> Task objective: The material must be repeated exactly, with every line intact.

> Provided records:
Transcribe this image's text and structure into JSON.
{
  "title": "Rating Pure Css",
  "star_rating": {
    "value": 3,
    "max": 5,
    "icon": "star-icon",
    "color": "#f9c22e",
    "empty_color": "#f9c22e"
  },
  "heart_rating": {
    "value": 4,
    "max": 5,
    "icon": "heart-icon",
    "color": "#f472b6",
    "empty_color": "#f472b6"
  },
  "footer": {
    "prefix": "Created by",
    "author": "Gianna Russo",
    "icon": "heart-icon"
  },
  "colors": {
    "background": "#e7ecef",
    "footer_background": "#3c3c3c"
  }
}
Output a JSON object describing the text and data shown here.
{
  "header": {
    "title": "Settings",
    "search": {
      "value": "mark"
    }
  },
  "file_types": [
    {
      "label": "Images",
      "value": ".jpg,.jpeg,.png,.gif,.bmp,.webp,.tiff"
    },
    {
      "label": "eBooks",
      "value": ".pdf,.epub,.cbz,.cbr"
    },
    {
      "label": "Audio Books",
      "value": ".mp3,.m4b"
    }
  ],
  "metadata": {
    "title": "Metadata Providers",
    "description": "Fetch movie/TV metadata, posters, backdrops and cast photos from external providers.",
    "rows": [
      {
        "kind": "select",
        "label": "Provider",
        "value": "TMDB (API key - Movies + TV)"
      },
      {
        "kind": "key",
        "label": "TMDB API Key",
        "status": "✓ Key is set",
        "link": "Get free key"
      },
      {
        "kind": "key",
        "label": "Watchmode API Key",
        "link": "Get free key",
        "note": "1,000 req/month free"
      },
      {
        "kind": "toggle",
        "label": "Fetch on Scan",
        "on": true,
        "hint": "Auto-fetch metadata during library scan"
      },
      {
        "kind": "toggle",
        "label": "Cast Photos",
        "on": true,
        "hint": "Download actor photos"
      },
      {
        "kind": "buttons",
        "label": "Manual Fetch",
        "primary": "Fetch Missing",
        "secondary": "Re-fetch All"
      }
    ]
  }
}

> Response area:
Transcribe this image's text and structure into JSON.
{
  "title": "Rating Pure Css",
  "star_rating": {
    "value": 3,
    "max": 5,
    "icon": "star-icon",
    "color": "#f9c22e",
    "empty_color": "#f9c22e"
  },
  "heart_rating": {
    "value": 4,
    "max": 5,
    "icon": "heart-icon",
    "color": "#f472b6",
    "empty_color": "#f472b6"
  },
  "footer": {
    "prefix": "Created by",
    "author": "Gianna Russo",
    "icon": "heart-icon"
  },
  "colors": {
    "background": "#e7ecef",
    "footer_background": "#3c3c3c"
  }
}
Output a JSON object describing the text and data shown here.
{
  "header": {
    "title": "Settings",
    "search": {
      "value": "mark"
    }
  },
  "file_types": [
    {
      "label": "Images",
      "value": ".jpg,.jpeg,.png,.gif,.bmp,.webp,.tiff"
    },
    {
      "label": "eBooks",
      "value": ".pdf,.epub,.cbz,.cbr"
    },
    {
      "label": "Audio Books",
      "value": ".mp3,.m4b"
    }
  ],
  "metadata": {
    "title": "Metadata Providers",
    "description": "Fetch movie/TV metadata, posters, backdrops and cast photos from external providers.",
    "rows": [
      {
        "kind": "select",
        "label": "Provider",
        "value": "TMDB (API key - Movies + TV)"
      },
      {
        "kind": "key",
        "label": "TMDB API Key",
        "status": "✓ Key is set",
        "link": "Get free key"
      },
      {
        "kind": "key",
        "label": "Watchmode API Key",
        "link": "Get free key",
        "note": "1,000 req/month free"
      },
      {
        "kind": "toggle",
        "label": "Fetch on Scan",
        "on": true,
        "hint": "Auto-fetch metadata during library scan"
      },
      {
        "kind": "toggle",
        "label": "Cast Photos",
        "on": true,
        "hint": "Download actor photos"
      },
      {
        "kind": "buttons",
        "label": "Manual Fetch",
        "primary": "Fetch Missing",
        "secondary": "Re-fetch All"
      }
    ]
  }
}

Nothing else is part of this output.